When the pandemic hit Texas last year, Favor, H-E-B’s on-demand delivery service, expanded into 75 new towns and cities in a week at the end of March, said Jag Bath, the company’s CEO.

“Favor was very quickly able to expand into towns and cities that had no on-demand delivery services,” Bath said

In comparison, in 2018, Favor expanded to 40 new cities in an entire year, Bath said. He spoke with Tom Foster, editor of Inc Magazine, on a South by Southwest interview titled “Pandemic Pivots: Community-Driven Innovation” which aired on Saturday morning.

The major focus of Favor’s big expansion was to get more service to seniors in Texas, Bath said. The senior support program was launched at the start of the pandemic, he said. The Centers for Disease Control reported that seniors were most at risk to contract Covid-19. H-E-B wanted to come up with a solution to get groceries and essentials to seniors at home, Bath said. H-E-B and Favor couldn’t rely on the latest technology and its app because many seniors didn’t have access to that technology. Instead, H-E-B and Favor had to build a system that seniors could easily use by phone, Bath said.

“You have to really think different,” Bath said. “Our norms when it came to digital approaches had to be thrown out the window.”

H-E-B had to create a brand-new decentralized call center to allow staff members to take calls from seniors and allow runners to fill those orders and deliver them to their doorstep through contactless methods,  Bath said. That system had to be built from scratch, he said.

“We became an essential business overnight at H-E-B and at Favor,” Bath said.

H-E-B’s experience at responding to hurricanes and other emergencies in Texas helped equip the company to prepare for the Pandemic. H-E-B and Favor early on began preparing for the pandemic. The toilet paper shortage took the company by surprise, Bath said. But the company was able to meet the needs of its communities in most other areas except for cleaning supplies, which were in short supply for a long time.
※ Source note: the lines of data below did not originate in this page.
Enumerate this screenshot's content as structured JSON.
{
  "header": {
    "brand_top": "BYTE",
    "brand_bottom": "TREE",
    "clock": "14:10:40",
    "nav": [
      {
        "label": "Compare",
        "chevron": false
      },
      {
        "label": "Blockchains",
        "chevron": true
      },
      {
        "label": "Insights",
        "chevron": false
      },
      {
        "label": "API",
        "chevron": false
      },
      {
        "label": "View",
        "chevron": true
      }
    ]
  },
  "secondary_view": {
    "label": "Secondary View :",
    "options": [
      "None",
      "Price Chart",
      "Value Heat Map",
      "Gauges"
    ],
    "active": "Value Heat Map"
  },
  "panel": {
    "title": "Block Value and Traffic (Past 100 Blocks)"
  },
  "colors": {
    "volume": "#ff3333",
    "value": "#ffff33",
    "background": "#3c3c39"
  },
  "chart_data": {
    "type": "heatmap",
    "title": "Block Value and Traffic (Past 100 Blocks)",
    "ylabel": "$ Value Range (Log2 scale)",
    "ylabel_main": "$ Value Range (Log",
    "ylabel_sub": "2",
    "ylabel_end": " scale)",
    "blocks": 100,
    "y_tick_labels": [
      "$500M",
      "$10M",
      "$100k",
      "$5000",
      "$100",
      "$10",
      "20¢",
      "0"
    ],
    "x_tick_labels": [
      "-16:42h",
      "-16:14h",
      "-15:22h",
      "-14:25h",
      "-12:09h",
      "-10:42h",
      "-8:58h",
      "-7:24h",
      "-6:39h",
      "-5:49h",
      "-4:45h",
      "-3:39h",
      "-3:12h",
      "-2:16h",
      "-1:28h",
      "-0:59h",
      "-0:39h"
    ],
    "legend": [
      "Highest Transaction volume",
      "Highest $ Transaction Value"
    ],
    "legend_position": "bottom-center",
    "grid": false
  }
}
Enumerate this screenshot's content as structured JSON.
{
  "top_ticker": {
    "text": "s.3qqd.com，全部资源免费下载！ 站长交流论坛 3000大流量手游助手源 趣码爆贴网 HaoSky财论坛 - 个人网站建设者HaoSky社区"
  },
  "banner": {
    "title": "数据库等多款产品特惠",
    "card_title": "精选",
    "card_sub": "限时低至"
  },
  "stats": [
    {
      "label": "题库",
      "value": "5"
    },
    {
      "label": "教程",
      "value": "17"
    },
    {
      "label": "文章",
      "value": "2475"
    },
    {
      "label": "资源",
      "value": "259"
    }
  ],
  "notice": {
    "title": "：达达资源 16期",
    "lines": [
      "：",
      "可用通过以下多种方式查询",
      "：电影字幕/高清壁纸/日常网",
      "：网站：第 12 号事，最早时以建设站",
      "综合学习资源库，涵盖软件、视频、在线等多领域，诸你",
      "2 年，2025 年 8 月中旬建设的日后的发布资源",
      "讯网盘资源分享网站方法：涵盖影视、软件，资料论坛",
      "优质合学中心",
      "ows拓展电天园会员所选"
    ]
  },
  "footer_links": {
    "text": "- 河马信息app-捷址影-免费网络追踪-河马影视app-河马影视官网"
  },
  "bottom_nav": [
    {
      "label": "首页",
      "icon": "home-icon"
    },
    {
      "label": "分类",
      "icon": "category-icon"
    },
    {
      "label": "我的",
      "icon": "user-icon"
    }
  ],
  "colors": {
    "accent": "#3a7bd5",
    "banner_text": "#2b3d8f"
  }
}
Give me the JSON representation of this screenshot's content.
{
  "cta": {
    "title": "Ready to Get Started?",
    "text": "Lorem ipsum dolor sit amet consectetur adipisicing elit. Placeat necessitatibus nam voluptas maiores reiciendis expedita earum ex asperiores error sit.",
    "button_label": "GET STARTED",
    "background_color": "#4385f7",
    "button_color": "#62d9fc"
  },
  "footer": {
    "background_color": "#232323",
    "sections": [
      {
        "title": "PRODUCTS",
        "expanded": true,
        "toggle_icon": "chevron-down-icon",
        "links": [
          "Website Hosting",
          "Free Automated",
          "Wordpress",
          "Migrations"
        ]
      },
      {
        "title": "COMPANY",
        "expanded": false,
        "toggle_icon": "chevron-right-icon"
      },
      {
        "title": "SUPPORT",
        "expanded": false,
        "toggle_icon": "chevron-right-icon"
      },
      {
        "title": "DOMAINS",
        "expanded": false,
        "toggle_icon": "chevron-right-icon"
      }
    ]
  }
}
And when the Texas storm hit, H-E-B and Favor once again relied on its emergency preparedness, Bath said. Favor teamed up with restaurants and community partners in Austin, where it is headquartered, to provide almost 3,000 meals to people in need, he said. Food Banks also primarily depend on supermarkets to provide food, so H-E-B moved to give 23 truckloads of food and meals to Texas food banks as soon as it could get back on the roads and more than 20 trailers of water to people, Bath said. H-E-B donated $1 million to Feeding Texas and that is being distributed to 18 food banks across the state, he said.

“We have never seen an impact like this, which was statewide,” Bath said.

H-E-B has been around for 115 years. Favor has only been around for seven years. Favor was H-E-B’s first acquisition in its history. But both companies focused on community, and that has led to their success, Bath said.

“It’s a people-first approach that has always been the heart of everything we do,” he said.

At its core, Favor is a local logistics company, Bath said. Logistics and operations are at the heart of H-E-B. Then you have this focus on community, and a people-first approach, he said. Combine those things together and you have something magical, he said.

Also, H-E-B and Favor are solely focused on the Texas market and that helps the companies better serve their communities.

“H-E-B is stitched into the fabric of Texas,” Bath said. H-E-B understands the communities it serves and is able to serve the needs of those communities better, he said.

The needs are different from city to city and rural town to rural town, he said.